The Ingoldbsy Legends – Richard Harris Barham
J.M. Dent & Co – 1898 (Originally published 1840)
Waded through some poems in The Ingoldsby Legends before dinnertime, & that was punishment enough.T.E.D. Klein, The Ceremonies
Ted Klein wrote a novel called The Ceremonies
that mentions some other horror ficciones
(that’s Spanish for stories), and I, being me,
decided to seek out these tales with great glee,
for Klein’s a respected horror critic and author,
and taking his recommendations I oughta.
I’d already read Stoker and Machen and Poe,
but some of the books in there I didn’t know,
so I set out to find them, though it might be a slog,
and vowed to review each of them on my blog.
Now Klein’s protagonist reads these dark tales
but encountering one, he verily fails
to finish, for it is too boring by far,
so he picks up instead a book about stars.
I promised myself I’d succeed where he failed,
so I opened the book and I slowly inhaled
to ready myself for some archaic prose
about witches and jackdaws and old spooky ghosts,
but soon my face puckered like I’d sucked on a lime,
for The Ingoldsby Legends is written in rhyme.
It popularized supernatural tales,
but to provide any frightening scenes it quite fails.
I pushed to get through it, made several tries,
but this kind of writing, I truly despise;
it’s boring and British and repulsively twee.
It might feature spirits, but it isn’t for me.
Let this be a lesson, learn from my mistake,
and leave Ingoldsby’s Legends alone, for God’s sake.
Use your copy for toilet paper, don’t you think twice,

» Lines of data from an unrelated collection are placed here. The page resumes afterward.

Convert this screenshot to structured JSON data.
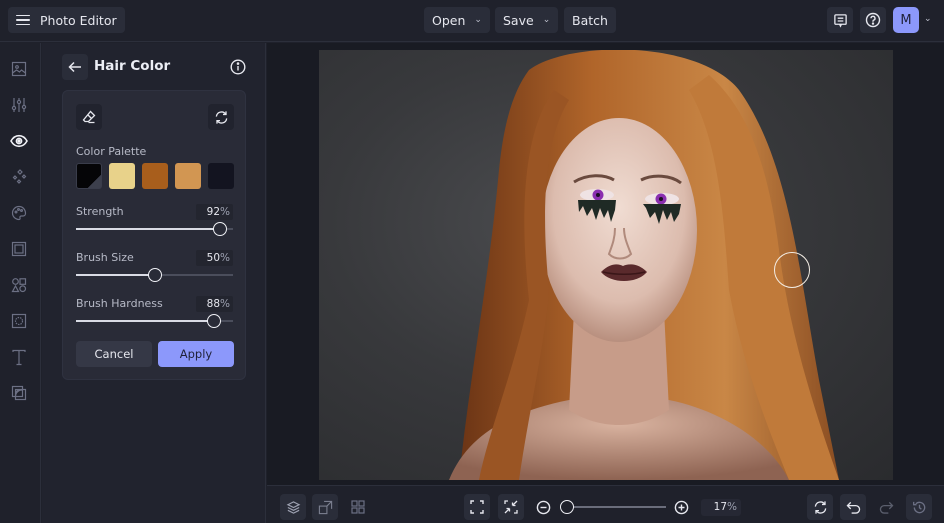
{
  "app": {
    "title": "Photo Editor",
    "menu_icon": "hamburger-menu-icon"
  },
  "toolbar": {
    "open_label": "Open",
    "save_label": "Save",
    "batch_label": "Batch",
    "feedback_icon": "comment-icon",
    "help_icon": "help-icon",
    "avatar_initial": "M"
  },
  "rail": {
    "items": [
      {
        "name": "image",
        "icon": "image-icon",
        "active": false
      },
      {
        "name": "adjustments",
        "icon": "sliders-icon",
        "active": false
      },
      {
        "name": "touch-up",
        "icon": "eye-icon",
        "active": true
      },
      {
        "name": "effects",
        "icon": "sparkles-icon",
        "active": false
      },
      {
        "name": "artsy",
        "icon": "palette-icon",
        "active": false
      },
      {
        "name": "frames",
        "icon": "frame-icon",
        "active": false
      },
      {
        "name": "graphics",
        "icon": "shapes-icon",
        "active": false
      },
      {
        "name": "overlays",
        "icon": "overlay-icon",
        "active": false
      },
      {
        "name": "text",
        "icon": "text-icon",
        "active": false
      },
      {
        "name": "textures",
        "icon": "texture-icon",
        "active": false
      }
    ]
  },
  "panel": {
    "title": "Hair Color",
    "palette_label": "Color Palette",
    "palette": [
      {
        "color": "#050507",
        "selected": true
      },
      {
        "color": "#e8d28a",
        "selected": false
      },
      {
        "color": "#a85e1c",
        "selected": false
      },
      {
        "color": "#d29652",
        "selected": false
      },
      {
        "color": "#131420",
        "selected": false
      }
    ],
    "sliders": [
      {
        "label": "Strength",
        "value": "92",
        "unit": "%",
        "fraction": 0.92
      },
      {
        "label": "Brush Size",
        "value": "50",
        "unit": "%",
        "fraction": 0.5
      },
      {
        "label": "Brush Hardness",
        "value": "88",
        "unit": "%",
        "fraction": 0.88
      }
    ],
    "cancel_label": "Cancel",
    "apply_label": "Apply"
  },
  "bottom": {
    "zoom_value": "17",
    "zoom_unit": "%",
    "zoom_fraction": 0.05
  },
  "colors": {
    "accent": "#8c98fb",
    "background": "#1f212b",
    "panel": "#21232e"
  }
}
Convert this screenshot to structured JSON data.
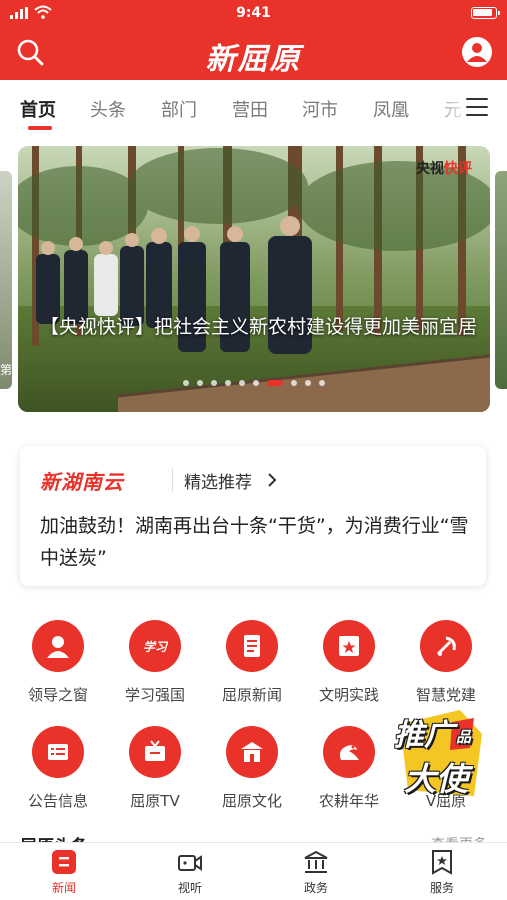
{
  "status_bar": {
    "time": "9:41"
  },
  "header": {
    "title": "新屈原",
    "search_icon": "search-icon",
    "profile_icon": "user-profile-icon",
    "accent_color": "#e8322a"
  },
  "tabs": {
    "items": [
      {
        "label": "首页",
        "active": true
      },
      {
        "label": "头条"
      },
      {
        "label": "部门"
      },
      {
        "label": "营田"
      },
      {
        "label": "河市"
      },
      {
        "label": "凤凰"
      },
      {
        "label": "元"
      }
    ],
    "menu_icon": "hamburger-menu-icon"
  },
  "carousel": {
    "watermark_prefix": "央视",
    "watermark_suffix": "快评",
    "caption": "【央视快评】把社会主义新农村建设得更加美丽宜居",
    "peek_left_char": "第",
    "slide_count": 10,
    "active_index": 6
  },
  "recommendation": {
    "source_logo": "新湖南云",
    "label": "精选推荐",
    "headline": "加油鼓劲！湖南再出台十条“干货”，为消费行业“雪中送炭”"
  },
  "grid": {
    "items": [
      {
        "label": "领导之窗",
        "icon": "leader-avatar-icon"
      },
      {
        "label": "学习强国",
        "icon": "study-logo-icon"
      },
      {
        "label": "屈原新闻",
        "icon": "news-document-icon"
      },
      {
        "label": "文明实践",
        "icon": "civilization-banner-icon"
      },
      {
        "label": "智慧党建",
        "icon": "party-emblem-icon"
      },
      {
        "label": "公告信息",
        "icon": "notice-board-icon"
      },
      {
        "label": "屈原TV",
        "icon": "tv-icon"
      },
      {
        "label": "屈原文化",
        "icon": "culture-building-icon"
      },
      {
        "label": "农耕年华",
        "icon": "dragon-icon"
      },
      {
        "label": "V屈原",
        "icon": "v-badge-icon"
      }
    ]
  },
  "promo_badge": {
    "line1": "推广",
    "line2": "大使",
    "tag": "品"
  },
  "section_peek": {
    "title": "屈原头条",
    "more": "查看更多"
  },
  "bottom_nav": {
    "items": [
      {
        "label": "新闻",
        "icon": "news-icon",
        "active": true
      },
      {
        "label": "视听",
        "icon": "video-camera-icon"
      },
      {
        "label": "政务",
        "icon": "government-building-icon"
      },
      {
        "label": "服务",
        "icon": "service-badge-icon"
      }
    ]
  }
}
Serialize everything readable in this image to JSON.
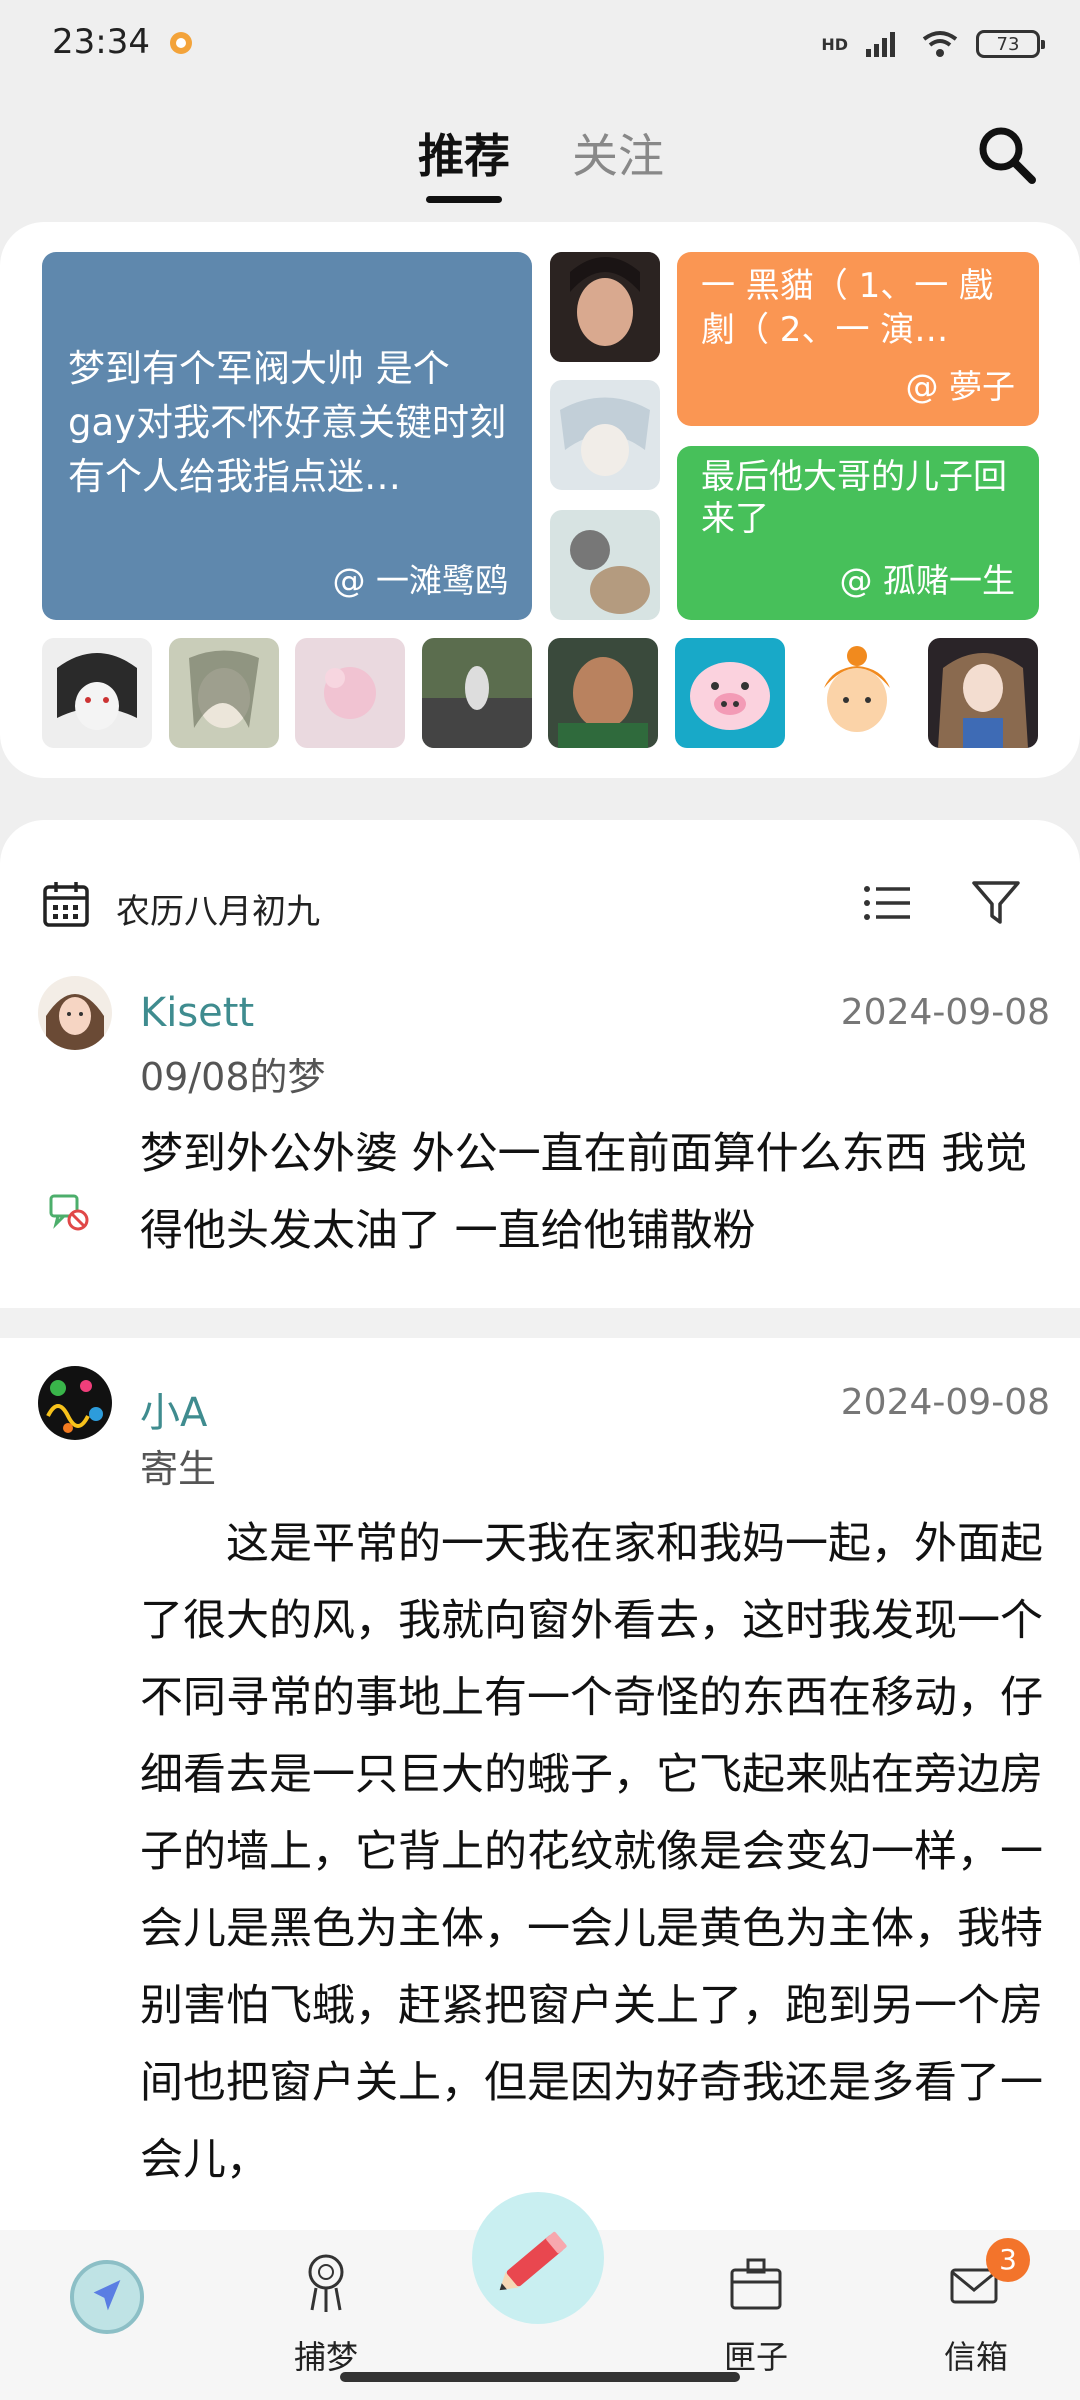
{
  "status_bar": {
    "time": "23:34",
    "network": "HD",
    "battery": "73"
  },
  "top_tabs": {
    "recommended": "推荐",
    "following": "关注"
  },
  "featured": {
    "tiles": [
      {
        "text": "梦到有个军阀大帅 是个gay对我不怀好意关键时刻有个人给我指点迷…",
        "author": "@ 一滩鹭鸥",
        "color": "#5f88ad"
      },
      {
        "text": "一 黑貓（ 1、一 戲劇（ 2、一 演…",
        "author": "@ 夢子",
        "color": "#fa9653"
      },
      {
        "text": "最后他大哥的儿子回来了",
        "author": "@ 孤赌一生",
        "color": "#47c05a"
      }
    ]
  },
  "filter": {
    "date_label": "农历八月初九"
  },
  "posts": [
    {
      "user": "Kisett",
      "date": "2024-09-08",
      "title": "09/08的梦",
      "body": "梦到外公外婆 外公一直在前面算什么东西 我觉得他头发太油了 一直给他铺散粉"
    },
    {
      "user": "小A",
      "date": "2024-09-08",
      "title": "寄生",
      "body": "　　这是平常的一天我在家和我妈一起，外面起了很大的风，我就向窗外看去，这时我发现一个不同寻常的事地上有一个奇怪的东西在移动，仔细看去是一只巨大的蛾子，它飞起来贴在旁边房子的墙上，它背上的花纹就像是会变幻一样，一会儿是黑色为主体，一会儿是黄色为主体，我特别害怕飞蛾，赶紧把窗户关上了，跑到另一个房间也把窗户关上，但是因为好奇我还是多看了一会儿，"
    }
  ],
  "bottom_nav": {
    "catch_dream": "捕梦",
    "box": "匣子",
    "mailbox": "信箱",
    "mailbox_badge": "3"
  },
  "colors": {
    "accent_teal": "#3f8c8f",
    "badge_orange": "#f3742b"
  }
}
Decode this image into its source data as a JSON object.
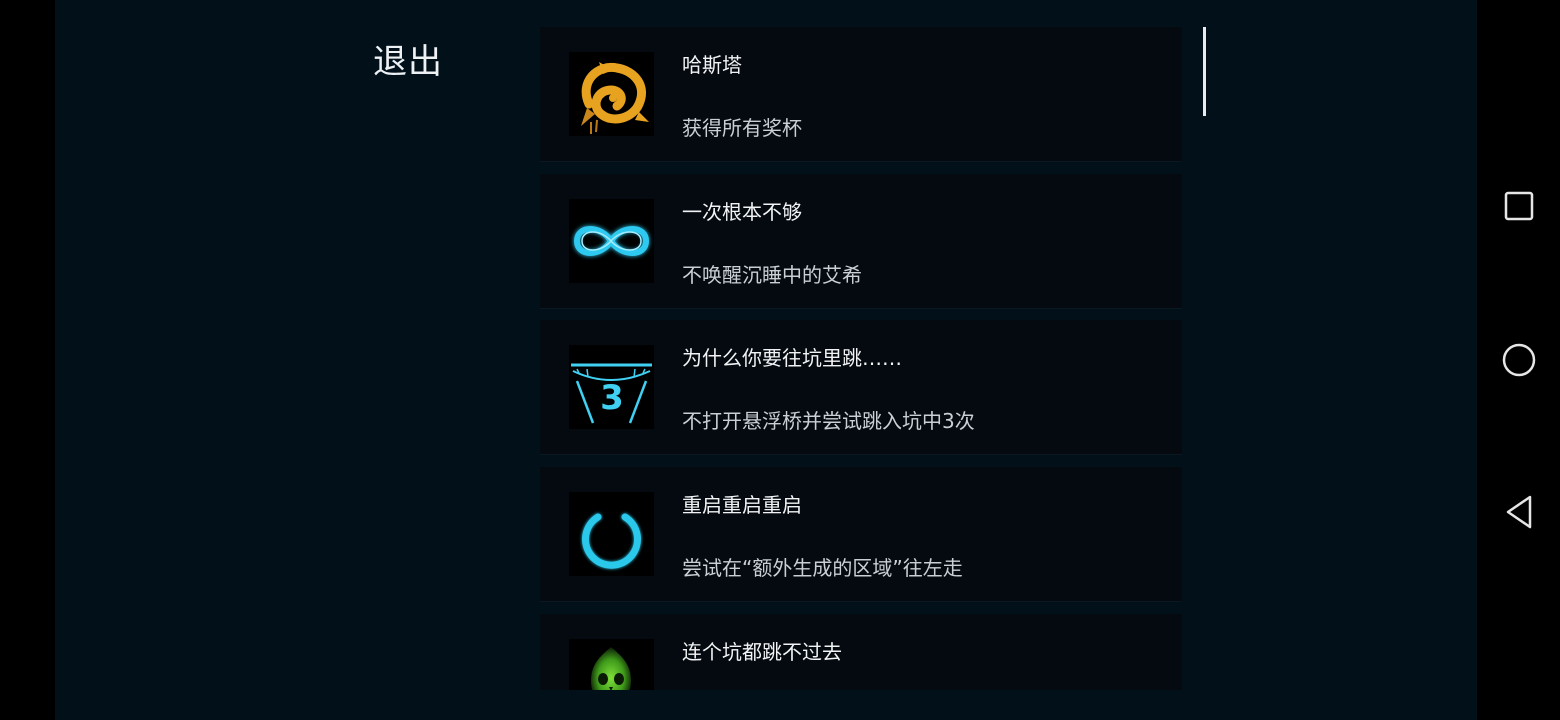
{
  "header": {
    "exit_label": "退出"
  },
  "achievements": [
    {
      "title": "哈斯塔",
      "description": "获得所有奖杯",
      "icon": "hastur-sigil-icon",
      "icon_color": "#e7a21f"
    },
    {
      "title": "一次根本不够",
      "description": "不唤醒沉睡中的艾希",
      "icon": "infinity-icon",
      "icon_color": "#2fc9f0"
    },
    {
      "title": "为什么你要往坑里跳……",
      "description": "不打开悬浮桥并尝试跳入坑中3次",
      "icon": "pit-jump-3-icon",
      "icon_color": "#3fd0f2",
      "icon_text": "3"
    },
    {
      "title": "重启重启重启",
      "description": "尝试在“额外生成的区域”往左走",
      "icon": "power-icon",
      "icon_color": "#29c8ea"
    },
    {
      "title": "连个坑都跳不过去",
      "description": "",
      "icon": "green-skull-icon",
      "icon_color": "#5fd02a"
    }
  ],
  "colors": {
    "background": "#02101a",
    "card": "#050a10",
    "text_primary": "#f1f3f5",
    "text_secondary": "#c9cfd4"
  },
  "navigation": {
    "icons": [
      "recent-apps-icon",
      "home-icon",
      "back-icon"
    ]
  }
}
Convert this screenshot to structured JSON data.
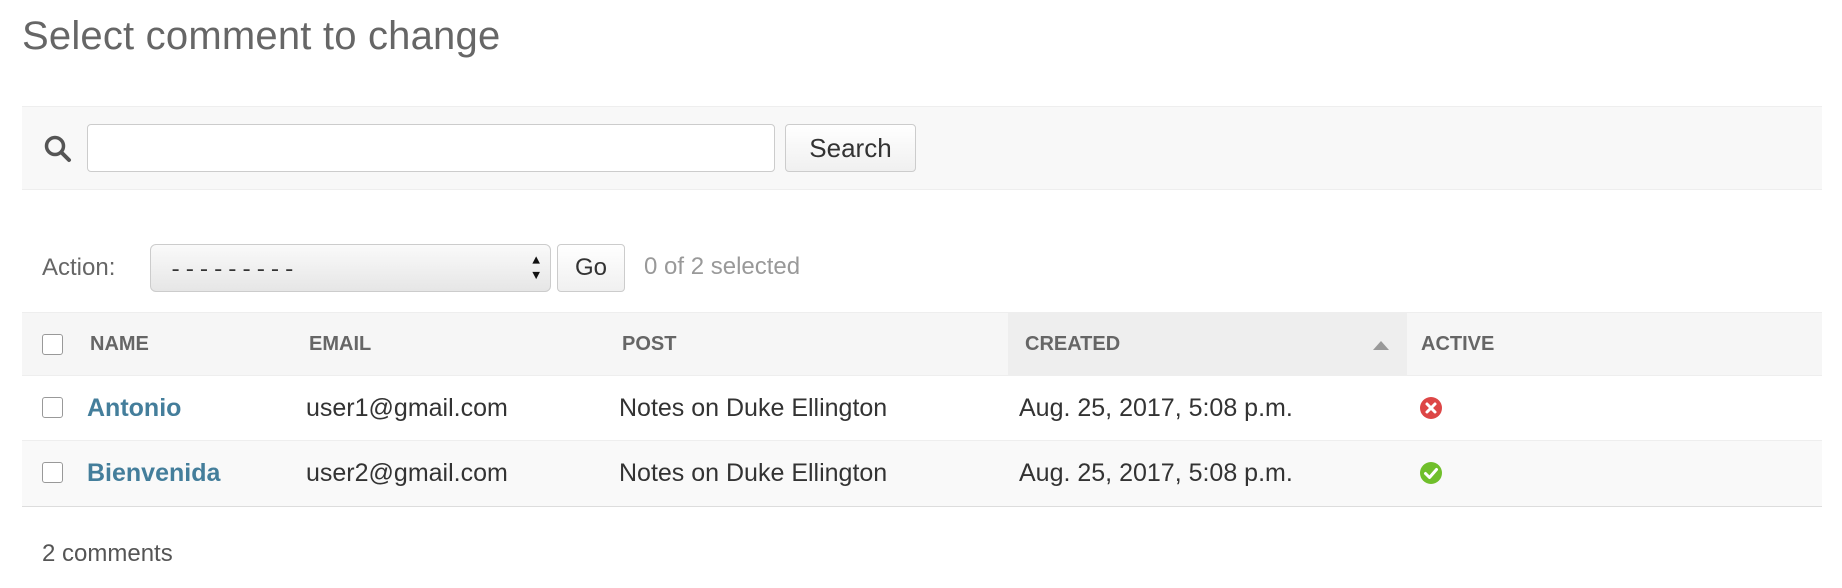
{
  "page": {
    "title": "Select comment to change"
  },
  "search": {
    "value": "",
    "placeholder": "",
    "button_label": "Search",
    "icon": "search-icon"
  },
  "actions": {
    "label": "Action:",
    "selected_option": "---------",
    "go_label": "Go",
    "selection_counter": "0 of 2 selected"
  },
  "table": {
    "columns": [
      "Name",
      "Email",
      "Post",
      "Created",
      "Active"
    ],
    "sorted_column": "Created",
    "sort_direction": "ascending",
    "rows": [
      {
        "name": "Antonio",
        "email": "user1@gmail.com",
        "post": "Notes on Duke Ellington",
        "created": "Aug. 25, 2017, 5:08 p.m.",
        "active": false,
        "active_icon": "cross-circle-icon"
      },
      {
        "name": "Bienvenida",
        "email": "user2@gmail.com",
        "post": "Notes on Duke Ellington",
        "created": "Aug. 25, 2017, 5:08 p.m.",
        "active": true,
        "active_icon": "check-circle-icon"
      }
    ]
  },
  "paginator": {
    "text": "2 comments"
  },
  "colors": {
    "link": "#447e9b",
    "active_yes": "#70bf2b",
    "active_no": "#dd4646",
    "header_bg": "#f6f6f6",
    "sorted_header_bg": "#eeeeee"
  }
}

and please listen closely to these words of advice:
When writing ghost stories and tales (and reviews),
poetry isn’t the form you should use.